AZLE, Texas (AP) — Earthquakes used to be almost unheard of on the vast stretches of prairie that unfold across Texas, Kansas and Oklahoma.
But in recent years, temblors have become commonplace. Oklahoma recorded nearly 150 of them between January and the start of May. Most were too weak to cause serious damage or endanger lives. Yet they've rattled nerves and raised suspicions that the shaking might be connected to the oil and gas drilling method known as hydraulic fracturing, especially the wells in which the industry disposes of its wastewater.
Now after years of being harangued by anxious residents, governments in all three states are finally confronting the issue, reviewing scientific data, holding public discussions and considering new regulations.
High Sierra Water Services has to stop putting oil and gas wastewater into one of its injection wells near the site of tremors including a 3.4 magnitude earthquake, according to an order from the Colorado Oil and Gas Conservation Commission, Platts reports.
The 9 percent increase in U.S. oil and gas reserves in 2013 was down to independents like Anadarko Petroleum active in the country’s shale plays, not the major oil companies, according to an analysis by EY, FuelFix reports.
Vietnam and China have traded accusations about who is responsible for a vessel-ramming incident that took place in the South China Sea Monday, as the fight over a Chinese oil rig drilling in disputed waters continues, The Wall Street Journal reports.
Transocean Partners, a Scotland-based master limited partnership spinoff from Transocean Ltd. that already has a share in two deepwater drillships operating under contract with Chevron, hopes to raise $350 million in an initial public offering, FuelFix reports.
Reports filed with Oklahoma regulators say more than 2,600 oil and gas wells were completed in the state last year, when companies also applied for more than 4,000 permits for the second year in a row, The Oklahoman reports.
Finding solar imports from China and Taiwan were being sold too cheaply on the U.S. market, the Commerce Department has imposed a new round of duties, more than doubling for some Chinese products while Taiwanese producers face having to pay an extra 44 percent, Reuters reports.

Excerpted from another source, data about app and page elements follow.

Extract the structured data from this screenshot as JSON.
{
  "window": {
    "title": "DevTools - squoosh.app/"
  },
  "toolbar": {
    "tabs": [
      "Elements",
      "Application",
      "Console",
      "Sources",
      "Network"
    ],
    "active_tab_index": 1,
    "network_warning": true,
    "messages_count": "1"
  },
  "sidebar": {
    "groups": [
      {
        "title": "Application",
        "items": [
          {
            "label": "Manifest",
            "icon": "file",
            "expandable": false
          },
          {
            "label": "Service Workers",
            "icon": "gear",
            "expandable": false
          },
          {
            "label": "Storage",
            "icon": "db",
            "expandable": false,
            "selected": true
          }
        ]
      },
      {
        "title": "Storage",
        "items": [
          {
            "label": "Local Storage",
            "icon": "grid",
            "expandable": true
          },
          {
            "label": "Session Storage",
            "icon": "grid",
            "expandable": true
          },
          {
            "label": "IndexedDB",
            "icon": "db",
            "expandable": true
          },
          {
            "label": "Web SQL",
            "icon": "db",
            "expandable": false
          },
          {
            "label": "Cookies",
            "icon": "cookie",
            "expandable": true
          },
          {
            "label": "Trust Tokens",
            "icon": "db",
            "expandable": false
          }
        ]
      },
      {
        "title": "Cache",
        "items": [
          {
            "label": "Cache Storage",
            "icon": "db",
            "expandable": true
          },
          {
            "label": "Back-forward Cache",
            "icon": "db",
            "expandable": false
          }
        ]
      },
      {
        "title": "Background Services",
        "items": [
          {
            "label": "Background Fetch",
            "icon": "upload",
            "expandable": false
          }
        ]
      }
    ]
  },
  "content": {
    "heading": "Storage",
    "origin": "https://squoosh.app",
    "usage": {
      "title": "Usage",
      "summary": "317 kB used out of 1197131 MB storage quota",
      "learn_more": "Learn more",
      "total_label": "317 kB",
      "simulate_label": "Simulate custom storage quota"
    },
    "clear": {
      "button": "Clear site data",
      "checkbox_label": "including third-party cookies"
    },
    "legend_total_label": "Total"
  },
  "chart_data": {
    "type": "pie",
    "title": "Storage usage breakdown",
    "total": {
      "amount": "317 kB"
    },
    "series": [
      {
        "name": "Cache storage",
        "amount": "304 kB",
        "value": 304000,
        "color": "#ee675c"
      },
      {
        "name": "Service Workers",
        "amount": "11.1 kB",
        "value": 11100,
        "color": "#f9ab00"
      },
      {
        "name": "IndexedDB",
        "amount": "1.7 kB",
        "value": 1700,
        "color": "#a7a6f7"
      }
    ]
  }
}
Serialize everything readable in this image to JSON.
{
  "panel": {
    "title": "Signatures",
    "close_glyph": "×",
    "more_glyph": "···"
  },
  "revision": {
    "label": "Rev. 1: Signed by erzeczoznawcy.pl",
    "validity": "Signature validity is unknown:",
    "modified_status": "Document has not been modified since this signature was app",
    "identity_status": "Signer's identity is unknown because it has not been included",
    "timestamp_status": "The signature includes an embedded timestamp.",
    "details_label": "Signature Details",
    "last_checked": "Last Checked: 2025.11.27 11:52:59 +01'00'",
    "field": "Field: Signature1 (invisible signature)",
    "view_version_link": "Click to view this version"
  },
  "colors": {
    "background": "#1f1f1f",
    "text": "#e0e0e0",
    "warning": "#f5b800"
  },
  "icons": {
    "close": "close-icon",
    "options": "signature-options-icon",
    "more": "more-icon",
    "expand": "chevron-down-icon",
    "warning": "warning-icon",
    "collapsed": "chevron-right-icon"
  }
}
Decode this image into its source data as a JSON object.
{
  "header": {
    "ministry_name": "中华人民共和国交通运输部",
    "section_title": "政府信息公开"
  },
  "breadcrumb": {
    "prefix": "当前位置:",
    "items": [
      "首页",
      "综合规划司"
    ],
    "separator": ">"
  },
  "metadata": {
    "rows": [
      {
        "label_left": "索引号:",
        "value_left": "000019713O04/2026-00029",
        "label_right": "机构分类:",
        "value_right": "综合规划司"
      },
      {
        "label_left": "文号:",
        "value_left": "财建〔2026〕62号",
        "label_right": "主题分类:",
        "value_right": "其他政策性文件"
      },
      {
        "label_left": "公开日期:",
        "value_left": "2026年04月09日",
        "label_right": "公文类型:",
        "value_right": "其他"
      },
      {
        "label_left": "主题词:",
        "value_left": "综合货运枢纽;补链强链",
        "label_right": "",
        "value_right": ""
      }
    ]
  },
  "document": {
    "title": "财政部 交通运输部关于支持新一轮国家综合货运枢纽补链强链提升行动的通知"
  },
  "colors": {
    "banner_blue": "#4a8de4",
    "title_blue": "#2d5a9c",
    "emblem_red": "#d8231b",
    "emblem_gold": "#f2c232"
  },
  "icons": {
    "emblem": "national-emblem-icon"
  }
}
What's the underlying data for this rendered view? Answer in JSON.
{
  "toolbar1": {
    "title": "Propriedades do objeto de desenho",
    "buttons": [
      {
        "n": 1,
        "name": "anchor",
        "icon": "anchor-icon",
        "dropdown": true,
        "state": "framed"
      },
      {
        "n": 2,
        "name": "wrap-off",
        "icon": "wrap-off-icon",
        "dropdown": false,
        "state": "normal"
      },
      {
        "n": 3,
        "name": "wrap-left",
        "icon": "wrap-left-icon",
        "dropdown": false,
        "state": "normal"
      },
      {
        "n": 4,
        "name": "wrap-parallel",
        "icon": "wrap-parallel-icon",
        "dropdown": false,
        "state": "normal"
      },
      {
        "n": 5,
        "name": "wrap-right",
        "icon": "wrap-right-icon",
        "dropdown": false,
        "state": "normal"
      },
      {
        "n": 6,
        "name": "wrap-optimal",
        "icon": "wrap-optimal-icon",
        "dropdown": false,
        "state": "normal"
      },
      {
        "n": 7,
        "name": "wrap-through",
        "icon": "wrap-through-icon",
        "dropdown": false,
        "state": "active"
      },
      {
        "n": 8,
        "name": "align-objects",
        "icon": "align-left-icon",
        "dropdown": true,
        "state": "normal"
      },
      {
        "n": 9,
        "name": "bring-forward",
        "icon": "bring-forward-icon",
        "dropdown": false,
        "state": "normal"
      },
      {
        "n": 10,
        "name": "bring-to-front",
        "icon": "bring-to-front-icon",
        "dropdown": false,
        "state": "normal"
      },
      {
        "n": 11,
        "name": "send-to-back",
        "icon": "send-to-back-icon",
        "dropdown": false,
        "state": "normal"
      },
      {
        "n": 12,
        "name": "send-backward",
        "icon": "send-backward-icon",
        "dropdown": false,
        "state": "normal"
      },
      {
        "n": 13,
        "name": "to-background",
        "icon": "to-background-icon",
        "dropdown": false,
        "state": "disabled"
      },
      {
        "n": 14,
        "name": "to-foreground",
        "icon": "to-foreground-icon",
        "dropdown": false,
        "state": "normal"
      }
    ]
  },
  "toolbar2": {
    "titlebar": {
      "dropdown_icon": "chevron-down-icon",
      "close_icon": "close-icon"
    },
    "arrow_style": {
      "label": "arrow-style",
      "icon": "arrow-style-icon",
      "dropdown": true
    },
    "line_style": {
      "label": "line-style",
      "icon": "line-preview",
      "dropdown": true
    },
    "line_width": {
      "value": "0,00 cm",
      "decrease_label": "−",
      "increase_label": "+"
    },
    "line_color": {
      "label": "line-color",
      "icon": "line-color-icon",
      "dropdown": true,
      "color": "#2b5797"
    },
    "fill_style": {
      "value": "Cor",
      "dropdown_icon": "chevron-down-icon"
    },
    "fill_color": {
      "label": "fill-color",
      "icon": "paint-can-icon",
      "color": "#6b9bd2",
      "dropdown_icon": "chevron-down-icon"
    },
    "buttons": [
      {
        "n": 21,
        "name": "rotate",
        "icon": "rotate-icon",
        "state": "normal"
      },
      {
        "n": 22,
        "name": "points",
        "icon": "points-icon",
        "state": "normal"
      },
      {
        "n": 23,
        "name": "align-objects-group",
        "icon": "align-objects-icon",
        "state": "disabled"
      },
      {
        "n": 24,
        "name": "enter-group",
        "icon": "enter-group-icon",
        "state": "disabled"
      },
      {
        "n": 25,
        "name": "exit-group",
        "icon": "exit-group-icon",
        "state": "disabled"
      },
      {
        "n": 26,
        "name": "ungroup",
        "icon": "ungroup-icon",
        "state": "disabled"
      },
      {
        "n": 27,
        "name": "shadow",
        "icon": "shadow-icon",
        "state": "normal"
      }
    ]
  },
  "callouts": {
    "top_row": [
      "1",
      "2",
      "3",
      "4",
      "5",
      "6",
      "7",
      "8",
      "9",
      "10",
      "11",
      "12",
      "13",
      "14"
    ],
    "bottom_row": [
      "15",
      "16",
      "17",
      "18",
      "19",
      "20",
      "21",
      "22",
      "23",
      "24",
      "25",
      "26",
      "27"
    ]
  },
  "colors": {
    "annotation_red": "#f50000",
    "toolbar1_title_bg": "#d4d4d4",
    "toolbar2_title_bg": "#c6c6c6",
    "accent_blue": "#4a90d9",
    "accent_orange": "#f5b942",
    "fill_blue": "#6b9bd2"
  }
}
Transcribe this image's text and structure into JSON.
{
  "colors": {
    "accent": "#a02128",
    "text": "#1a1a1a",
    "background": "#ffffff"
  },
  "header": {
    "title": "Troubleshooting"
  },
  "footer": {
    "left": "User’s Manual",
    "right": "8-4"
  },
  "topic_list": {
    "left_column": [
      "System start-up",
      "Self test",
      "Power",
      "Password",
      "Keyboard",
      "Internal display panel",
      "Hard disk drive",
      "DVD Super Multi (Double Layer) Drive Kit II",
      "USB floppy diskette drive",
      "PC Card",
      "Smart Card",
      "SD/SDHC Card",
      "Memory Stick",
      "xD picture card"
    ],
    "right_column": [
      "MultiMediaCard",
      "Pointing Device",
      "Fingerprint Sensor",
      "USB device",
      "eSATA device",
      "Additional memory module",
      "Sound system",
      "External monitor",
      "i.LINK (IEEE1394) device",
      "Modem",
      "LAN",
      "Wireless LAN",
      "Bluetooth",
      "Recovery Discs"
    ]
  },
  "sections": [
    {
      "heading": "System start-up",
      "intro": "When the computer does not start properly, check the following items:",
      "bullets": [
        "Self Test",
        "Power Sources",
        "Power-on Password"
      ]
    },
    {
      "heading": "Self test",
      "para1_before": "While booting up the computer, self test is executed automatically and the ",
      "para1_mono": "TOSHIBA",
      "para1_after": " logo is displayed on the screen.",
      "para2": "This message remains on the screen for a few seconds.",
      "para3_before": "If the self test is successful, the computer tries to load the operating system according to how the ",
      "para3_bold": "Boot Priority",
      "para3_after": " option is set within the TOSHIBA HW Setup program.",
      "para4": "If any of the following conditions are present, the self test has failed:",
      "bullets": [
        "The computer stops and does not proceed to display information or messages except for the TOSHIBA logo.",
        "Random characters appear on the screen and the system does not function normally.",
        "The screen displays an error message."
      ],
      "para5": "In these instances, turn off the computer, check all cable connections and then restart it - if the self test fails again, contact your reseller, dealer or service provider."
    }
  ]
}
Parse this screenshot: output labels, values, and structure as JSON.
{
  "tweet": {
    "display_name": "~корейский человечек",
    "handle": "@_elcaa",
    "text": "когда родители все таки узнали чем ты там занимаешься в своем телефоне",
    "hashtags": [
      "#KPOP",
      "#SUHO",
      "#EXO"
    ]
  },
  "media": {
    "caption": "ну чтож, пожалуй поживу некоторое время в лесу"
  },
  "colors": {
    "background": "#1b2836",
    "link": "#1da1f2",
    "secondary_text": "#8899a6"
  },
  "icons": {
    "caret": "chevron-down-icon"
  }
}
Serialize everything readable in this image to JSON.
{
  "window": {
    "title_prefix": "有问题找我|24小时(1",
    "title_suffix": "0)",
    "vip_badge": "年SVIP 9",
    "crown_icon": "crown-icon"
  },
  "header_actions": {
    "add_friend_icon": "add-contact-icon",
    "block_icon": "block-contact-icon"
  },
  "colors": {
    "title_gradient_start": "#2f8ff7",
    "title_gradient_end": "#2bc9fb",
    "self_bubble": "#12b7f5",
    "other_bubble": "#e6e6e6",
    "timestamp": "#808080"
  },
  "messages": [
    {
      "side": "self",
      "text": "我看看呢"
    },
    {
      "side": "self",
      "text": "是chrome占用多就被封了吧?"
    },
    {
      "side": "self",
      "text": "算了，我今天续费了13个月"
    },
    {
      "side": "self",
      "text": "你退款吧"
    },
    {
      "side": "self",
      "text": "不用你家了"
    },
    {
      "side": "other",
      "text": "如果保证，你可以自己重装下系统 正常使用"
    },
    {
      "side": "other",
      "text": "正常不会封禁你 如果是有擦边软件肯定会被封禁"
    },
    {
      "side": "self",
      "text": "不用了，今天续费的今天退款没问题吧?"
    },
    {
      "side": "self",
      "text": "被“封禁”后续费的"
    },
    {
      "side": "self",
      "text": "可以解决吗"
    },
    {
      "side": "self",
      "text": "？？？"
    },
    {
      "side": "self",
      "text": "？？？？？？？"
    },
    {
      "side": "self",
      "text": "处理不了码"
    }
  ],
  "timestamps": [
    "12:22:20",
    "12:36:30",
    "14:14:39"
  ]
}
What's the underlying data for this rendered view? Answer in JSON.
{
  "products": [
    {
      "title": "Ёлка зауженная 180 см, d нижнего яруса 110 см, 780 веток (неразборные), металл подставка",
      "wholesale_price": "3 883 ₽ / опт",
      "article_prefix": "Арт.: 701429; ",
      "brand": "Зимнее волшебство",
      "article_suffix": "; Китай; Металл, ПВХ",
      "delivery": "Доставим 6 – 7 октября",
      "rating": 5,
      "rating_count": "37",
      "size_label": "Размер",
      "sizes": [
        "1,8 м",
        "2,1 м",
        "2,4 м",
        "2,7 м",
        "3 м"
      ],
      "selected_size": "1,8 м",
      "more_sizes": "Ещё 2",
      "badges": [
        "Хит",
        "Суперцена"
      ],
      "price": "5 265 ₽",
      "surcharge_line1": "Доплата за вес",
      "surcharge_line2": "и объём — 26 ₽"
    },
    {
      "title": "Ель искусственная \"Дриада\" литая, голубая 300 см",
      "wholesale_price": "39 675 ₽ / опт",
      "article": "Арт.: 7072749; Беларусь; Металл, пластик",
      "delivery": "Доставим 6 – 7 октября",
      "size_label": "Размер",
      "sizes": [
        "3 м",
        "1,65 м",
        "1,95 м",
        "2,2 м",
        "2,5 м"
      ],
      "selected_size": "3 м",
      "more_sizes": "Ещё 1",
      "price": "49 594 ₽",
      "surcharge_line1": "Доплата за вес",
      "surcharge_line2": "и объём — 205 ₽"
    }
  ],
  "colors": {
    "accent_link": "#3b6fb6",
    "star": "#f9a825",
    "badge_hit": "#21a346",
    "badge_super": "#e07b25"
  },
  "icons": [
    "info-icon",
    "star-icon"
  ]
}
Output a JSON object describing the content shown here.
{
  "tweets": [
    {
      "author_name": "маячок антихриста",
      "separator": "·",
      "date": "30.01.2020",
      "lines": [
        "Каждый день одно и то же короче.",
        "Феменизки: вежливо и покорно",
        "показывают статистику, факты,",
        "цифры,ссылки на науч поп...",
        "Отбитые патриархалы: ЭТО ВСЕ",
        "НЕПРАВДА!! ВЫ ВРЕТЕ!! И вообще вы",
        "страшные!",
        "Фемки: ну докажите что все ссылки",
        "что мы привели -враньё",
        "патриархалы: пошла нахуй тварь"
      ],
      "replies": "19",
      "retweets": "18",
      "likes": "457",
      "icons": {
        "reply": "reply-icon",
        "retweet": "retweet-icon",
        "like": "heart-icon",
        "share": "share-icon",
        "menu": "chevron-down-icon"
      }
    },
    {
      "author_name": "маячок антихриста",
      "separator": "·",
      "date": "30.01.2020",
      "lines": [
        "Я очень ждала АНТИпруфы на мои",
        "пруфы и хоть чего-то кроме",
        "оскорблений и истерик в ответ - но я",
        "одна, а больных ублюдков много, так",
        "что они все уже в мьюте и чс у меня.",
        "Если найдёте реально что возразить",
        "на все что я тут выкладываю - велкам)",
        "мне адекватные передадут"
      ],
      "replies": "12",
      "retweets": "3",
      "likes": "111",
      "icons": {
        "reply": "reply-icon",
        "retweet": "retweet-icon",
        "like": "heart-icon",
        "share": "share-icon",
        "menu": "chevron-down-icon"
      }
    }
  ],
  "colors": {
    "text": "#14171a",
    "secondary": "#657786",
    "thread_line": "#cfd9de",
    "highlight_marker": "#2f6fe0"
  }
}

The proposed Environmental Protection Agency rule limiting carbon emissions from power plants includes an incentive for development of regional systems for carbon trading, and top air regulators from Western states held a closed-door meeting last week to discuss the idea, Bloomberg reports.
A district court has rejected a ban on fracking imposed by the city of Longmont, in a ruling celebrated by the Colorado Oil and Gas Association, but a coalition of environmental groups says it will appeal, E&E reports.
Pemex said it lost more than $4 billion in the second quarter on higher costs and taxes, despite an increase in revenue, Reuters reports, noting that the Mexican state-run oil company anticipates 2014 will see its lowest output in more than 20 years.
Representatives from the Forest Service and the Bureau of Land Management were not invited to a House Natural Resources Subcommittee hearing Thursday where complaints were aired about their “bullying” tactics across the West, most recently in New Mexico, where ranchers charge their water rights are being violated by moves to erect fences to protect the habitat of the meadow jumping mouse, E&E reports.
At the current rate of work, it would take 30 years to repair and replace utilities’ aging natural gas pipelines around the country, but compressing that to 10 years would create more than 300,000 jobs and slash methane emissions, according to a report from the BlueGreen Alliance, FuelFix reports.
The U.S. produced more than 149 million gallons of biomass-based diesel in June, up more than 4 million from May, and the six month level was more than 70 million higher compared to last year, according to Environmental Protection Agency data, although average monthly production was down following the expiration of a tax credit at the end of December, Platts reports.
Ontario-based Algonquin Power & Utilities, following a rejection of its bids for Gas Natural, has written to the board warning that it will present its case to the company’s shareholders, Gannett’s Great Falls Tribune reports.